In a 2003 Dear Colleague Letter OCR made clear that none of the laws under its purview were meant to infringe on First Amendment-protected speech. That letter explained, “[h]arassment, however, to be prohibited by the statutes within OCR’s jurisdiction, must include something beyond the mere expression of views, words, symbols or thoughts that some person finds offensive. Under OCR’s standard, the conduct must also be considered sufficiently serious to deny or limit a student’s ability to participate in or benefit from the educational program. Thus, OCR’s standards require that the conduct be evaluated from the perspective of a reasonable person . . . .” In its 2014 Questions and Answers “OCR recognizes that the offensiveness of a particular expression as perceived by some students, standing alone, is not a legally sufficient basis to establish a hostile environment under Title IX.” However, under OCR’s recent guidelines, offensiveness of a particular expression as perceived by a single student is sufficient for colleges to put into motion the Title IX investigation and disciplinary apparatus to address, remedy, and prevent such “harassment.”

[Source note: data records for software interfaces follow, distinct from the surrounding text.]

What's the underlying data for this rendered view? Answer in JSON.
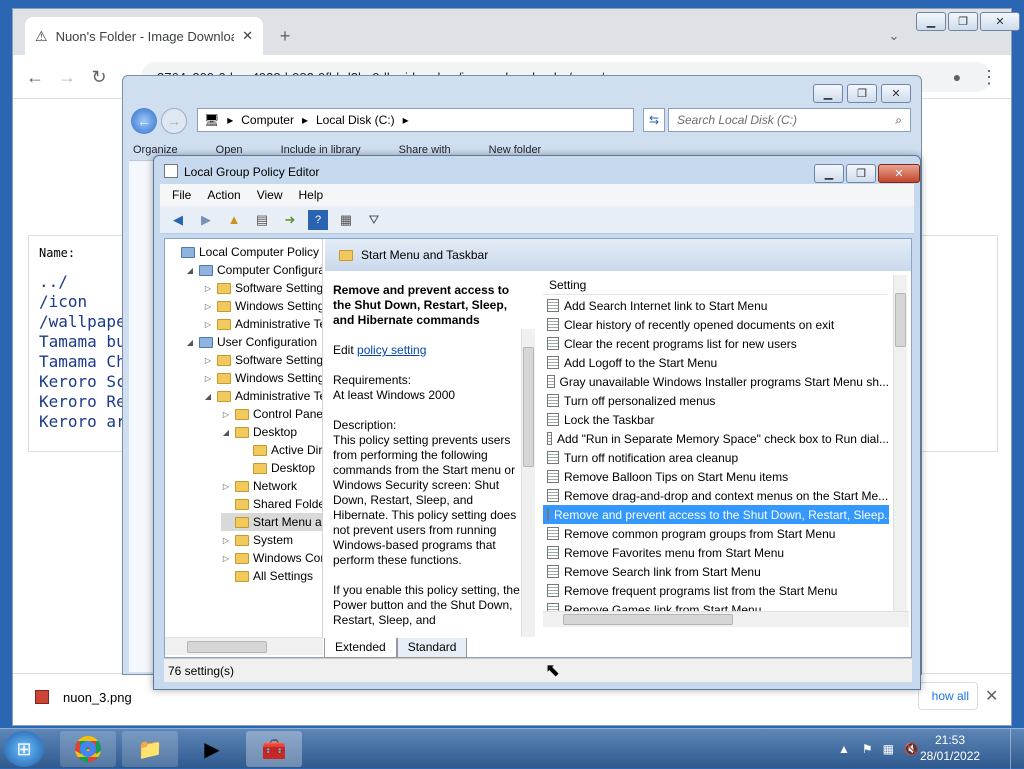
{
  "chrome": {
    "tab_title": "Nuon's Folder - Image Downloac",
    "url": "3764c309-0dae-4928-b982-9fbbd2be9dbe.id.repl.co/image-downloader/nuon/",
    "page": {
      "name_label": "Name:",
      "files": [
        "../",
        "/icon",
        "/wallpape",
        "Tamama bu",
        "Tamama Ch",
        "Keroro Sc",
        "Keroro Re",
        "Keroro ar"
      ]
    },
    "download": {
      "file": "nuon_3.png",
      "show_all": "how all"
    }
  },
  "explorer": {
    "breadcrumb": [
      "Computer",
      "Local Disk (C:)"
    ],
    "search_placeholder": "Search Local Disk (C:)",
    "toolbar": [
      "Organize",
      "Open",
      "Include in library",
      "Share with",
      "New folder"
    ]
  },
  "gpe": {
    "title": "Local Group Policy Editor",
    "menu": [
      "File",
      "Action",
      "View",
      "Help"
    ],
    "tree": [
      {
        "label": "Local Computer Policy",
        "level": 0,
        "arrow": ""
      },
      {
        "label": "Computer Configura",
        "level": 1,
        "arrow": "◢"
      },
      {
        "label": "Software Settings",
        "level": 2,
        "arrow": "▷"
      },
      {
        "label": "Windows Setting",
        "level": 2,
        "arrow": "▷"
      },
      {
        "label": "Administrative Te",
        "level": 2,
        "arrow": "▷"
      },
      {
        "label": "User Configuration",
        "level": 1,
        "arrow": "◢"
      },
      {
        "label": "Software Settings",
        "level": 2,
        "arrow": "▷"
      },
      {
        "label": "Windows Setting",
        "level": 2,
        "arrow": "▷"
      },
      {
        "label": "Administrative Te",
        "level": 2,
        "arrow": "◢"
      },
      {
        "label": "Control Panel",
        "level": 3,
        "arrow": "▷"
      },
      {
        "label": "Desktop",
        "level": 3,
        "arrow": "◢"
      },
      {
        "label": "Active Dir",
        "level": 4,
        "arrow": ""
      },
      {
        "label": "Desktop",
        "level": 4,
        "arrow": ""
      },
      {
        "label": "Network",
        "level": 3,
        "arrow": "▷"
      },
      {
        "label": "Shared Folder",
        "level": 3,
        "arrow": ""
      },
      {
        "label": "Start Menu ar",
        "level": 3,
        "arrow": ""
      },
      {
        "label": "System",
        "level": 3,
        "arrow": "▷"
      },
      {
        "label": "Windows Cor",
        "level": 3,
        "arrow": "▷"
      },
      {
        "label": "All Settings",
        "level": 3,
        "arrow": ""
      }
    ],
    "folder_title": "Start Menu and Taskbar",
    "description": {
      "heading": "Remove and prevent access to the Shut Down, Restart, Sleep, and Hibernate commands",
      "edit_prefix": "Edit ",
      "edit_link": "policy setting",
      "requirements_label": "Requirements:",
      "requirements": "At least Windows 2000",
      "description_label": "Description:",
      "text": "This policy setting prevents users from performing the following commands from the Start menu or Windows Security screen: Shut Down, Restart, Sleep, and Hibernate. This policy setting does not prevent users from running Windows-based programs that perform these functions.",
      "text2": "If you enable this policy setting, the Power button and the Shut Down, Restart, Sleep, and"
    },
    "settings_header": "Setting",
    "settings": [
      "Add Search Internet link to Start Menu",
      "Clear history of recently opened documents on exit",
      "Clear the recent programs list for new users",
      "Add Logoff to the Start Menu",
      "Gray unavailable Windows Installer programs Start Menu sh...",
      "Turn off personalized menus",
      "Lock the Taskbar",
      "Add \"Run in Separate Memory Space\" check box to Run dial...",
      "Turn off notification area cleanup",
      "Remove Balloon Tips on Start Menu items",
      "Remove drag-and-drop and context menus on the Start Me...",
      "Remove and prevent access to the Shut Down, Restart, Sleep...",
      "Remove common program groups from Start Menu",
      "Remove Favorites menu from Start Menu",
      "Remove Search link from Start Menu",
      "Remove frequent programs list from the Start Menu",
      "Remove Games link from Start Menu"
    ],
    "selected_index": 11,
    "tabs": [
      "Extended",
      "Standard"
    ],
    "status": "76 setting(s)"
  },
  "taskbar": {
    "time": "21:53",
    "date": "28/01/2022"
  }
}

Few courts have addressed the precise issue of the First Amendment implications of university sexual harassment policies, but those that have distinguish between acceptable policies that limit the kinds of speech that can be determined to be sexual harassment, and those that define sexual harassment solely from the subjective perspective of the alleged victim. For example, in McCauley v. Univ. of the Virgin Islands, the Third Circuit court of appeals struck down as overbroad a university policy that prohibited students from engaging in “conduct which causes emotional distress,” noting the provision “is entirely subjective and provides no shelter for core protected speech. . . . ‘Emotional distress’ is a very loose concept.” Just last month, in Faulkner v. Univ. of Cincinnati, a federal district court in Ohio found the University of Cincinnati’s discriminatory harassment policy similarly overbroad because “[t]he application of the policy is thus premised on the listener’s reaction to speech, not upon any objective standards . . . While the policy’s introduction recognizes First Amendment protection for speech, that protection is apparently trumped when a listener feels uncomfortable.” Other cases have similarly held that the mere fact that someone may be offended by speech is not sufficient cause for a public school prohibiting it.
Public colleges and universities cannot continue to go down the path they are currently on, of ever-increasing their investigative and disciplinary bureaucracies in order to appease OCR and demonstrate strong responses to complaints of sexual harassment. If they do so, they will violate the First Amendment rights of their students, and courts will likely be called in to enforce those students’ rights. Instead, public colleges and universities may have to look to tools other than discipline to effectuate the goals of eliminating sexual harassment, preventing its recurrence, and addressing its effects. One would hope that the schools have enough courage to proactively take this step, rather than interpreting OCR’s directives to require them to discipline ever-increasing numbers of students accused of sexual harassment that falls short of the hostile environment standard set forth by Title IX.